Craft Brewers Worry About Tighter Water Supplies

John Schmid | Milwaukee Journal Sentinel

Even a hint of water scarcity is enough to drive a brewer to drink.

“Simply put, beer is 92% water,” said Wisconsin Commerce Secretary Richard Leinenkugel, who hails from one of the nation’s oldest breweries, the Jacob Leinenkugel Brewing Co.

Water scarcity rapidly is becoming a concern for brewers as water supplies tighten in regions as diverse as Atlanta, southern California and Waukesha, making water an ever-more precious and pricey commodity.

Even around the Great Lakes, where water is deemed abundant, the newly ratified eight-state Great Lakes Compact is compelling a new regulatory environment and eventually is expected to usher in new conservation rules for water-intensive industries, experts on the compact say.

The link between beer and water conservation might not seem obvious to Joe Sixpack, but it was enough to fill a sobering two-day conference of craft brewers from around the country who gathered in Milwaukee Monday and Tuesday.

“The price of water is going up, there’s no doubt,” Leinenkugel said at the gathering at the Pilot House at the Discovery World museum on Milwaukee’s lakefront.

Leinenkugel said his great-great-grandfather was drawn to Chippewa Falls to start the family brewery in 1867 because of the proximity of local Big Eddy Springs.

Water access, meanwhile, is as important as tax levels as a business relocation issue, said Fred Strachan of the Sierra Nevada Brewing Co. in northern California. Sierra Nevada wants to expand with an East Coast subsidiary in order to distribute its brews nationally.

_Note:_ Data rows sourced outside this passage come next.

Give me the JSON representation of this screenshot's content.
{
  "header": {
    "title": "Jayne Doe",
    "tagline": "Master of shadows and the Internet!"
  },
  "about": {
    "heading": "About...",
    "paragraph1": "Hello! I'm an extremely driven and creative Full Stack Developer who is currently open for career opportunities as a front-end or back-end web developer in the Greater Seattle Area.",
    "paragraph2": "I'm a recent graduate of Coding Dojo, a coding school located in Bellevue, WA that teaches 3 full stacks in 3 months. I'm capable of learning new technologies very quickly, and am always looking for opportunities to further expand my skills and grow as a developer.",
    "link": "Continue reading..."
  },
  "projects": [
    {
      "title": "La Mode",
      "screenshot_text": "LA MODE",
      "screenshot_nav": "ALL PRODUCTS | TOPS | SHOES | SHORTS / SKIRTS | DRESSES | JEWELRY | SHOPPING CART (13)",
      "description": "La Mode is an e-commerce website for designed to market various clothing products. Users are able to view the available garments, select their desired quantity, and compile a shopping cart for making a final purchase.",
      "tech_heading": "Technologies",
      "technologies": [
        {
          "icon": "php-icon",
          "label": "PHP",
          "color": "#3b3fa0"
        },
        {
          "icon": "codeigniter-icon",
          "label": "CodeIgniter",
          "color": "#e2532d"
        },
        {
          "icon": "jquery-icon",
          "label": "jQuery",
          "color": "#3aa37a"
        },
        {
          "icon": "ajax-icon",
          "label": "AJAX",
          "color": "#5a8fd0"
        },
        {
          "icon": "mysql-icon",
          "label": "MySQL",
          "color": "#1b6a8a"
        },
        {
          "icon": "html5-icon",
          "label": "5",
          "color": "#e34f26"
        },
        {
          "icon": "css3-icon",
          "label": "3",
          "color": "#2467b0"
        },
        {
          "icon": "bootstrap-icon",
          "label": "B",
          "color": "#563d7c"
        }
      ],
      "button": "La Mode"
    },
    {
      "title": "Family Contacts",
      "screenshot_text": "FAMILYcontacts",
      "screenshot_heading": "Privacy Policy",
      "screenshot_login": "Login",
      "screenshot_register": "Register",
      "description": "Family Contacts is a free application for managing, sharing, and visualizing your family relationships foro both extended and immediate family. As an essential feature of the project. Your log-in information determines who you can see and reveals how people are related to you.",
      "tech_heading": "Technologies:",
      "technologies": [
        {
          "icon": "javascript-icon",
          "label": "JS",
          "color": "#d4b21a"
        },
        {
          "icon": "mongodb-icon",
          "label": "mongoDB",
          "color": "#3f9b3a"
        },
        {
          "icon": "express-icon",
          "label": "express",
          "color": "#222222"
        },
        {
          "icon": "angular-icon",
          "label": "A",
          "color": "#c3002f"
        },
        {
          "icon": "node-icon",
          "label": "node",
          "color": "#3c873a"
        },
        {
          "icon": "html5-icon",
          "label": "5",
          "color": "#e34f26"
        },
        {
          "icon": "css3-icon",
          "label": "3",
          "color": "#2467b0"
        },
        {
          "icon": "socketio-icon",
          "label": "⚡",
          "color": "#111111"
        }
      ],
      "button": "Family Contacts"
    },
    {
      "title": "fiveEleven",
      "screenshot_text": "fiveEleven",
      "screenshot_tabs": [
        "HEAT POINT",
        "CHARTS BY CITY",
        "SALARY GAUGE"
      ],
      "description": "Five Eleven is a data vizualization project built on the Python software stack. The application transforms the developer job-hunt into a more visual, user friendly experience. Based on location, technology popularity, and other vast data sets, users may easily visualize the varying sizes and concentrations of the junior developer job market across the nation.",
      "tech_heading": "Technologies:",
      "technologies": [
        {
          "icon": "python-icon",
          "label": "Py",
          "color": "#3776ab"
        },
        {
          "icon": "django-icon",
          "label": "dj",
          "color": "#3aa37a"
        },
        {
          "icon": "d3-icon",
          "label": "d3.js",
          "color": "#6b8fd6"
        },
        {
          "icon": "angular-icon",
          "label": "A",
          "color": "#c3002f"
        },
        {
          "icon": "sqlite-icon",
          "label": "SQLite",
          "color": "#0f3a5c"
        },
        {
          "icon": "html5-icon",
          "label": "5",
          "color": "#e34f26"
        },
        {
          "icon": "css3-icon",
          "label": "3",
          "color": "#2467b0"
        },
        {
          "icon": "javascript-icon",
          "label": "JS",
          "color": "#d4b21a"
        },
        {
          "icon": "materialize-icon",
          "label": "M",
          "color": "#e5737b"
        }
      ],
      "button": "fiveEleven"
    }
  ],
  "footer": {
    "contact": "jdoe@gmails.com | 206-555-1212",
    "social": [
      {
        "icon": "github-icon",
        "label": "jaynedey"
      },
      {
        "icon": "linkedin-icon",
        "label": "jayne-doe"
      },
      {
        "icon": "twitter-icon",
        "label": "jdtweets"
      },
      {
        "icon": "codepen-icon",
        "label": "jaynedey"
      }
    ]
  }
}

While it typically takes six pints of water to produce one pint of beer, brewers everywhere want to reduce that ratio, Strachan said at the conference.

Anticipating a new era of conservation regulations, Sierra Nevada is about to install flow meters at each stage of the filtration and brewing process throughout its flagship brewery in Chico. “We’re reacting to our own local water issues,” Strachan said.

True conservation trickles down to the bathrooms in pubs, said Tom Pape, the technical adviser to the Alliance for Water Efficiency.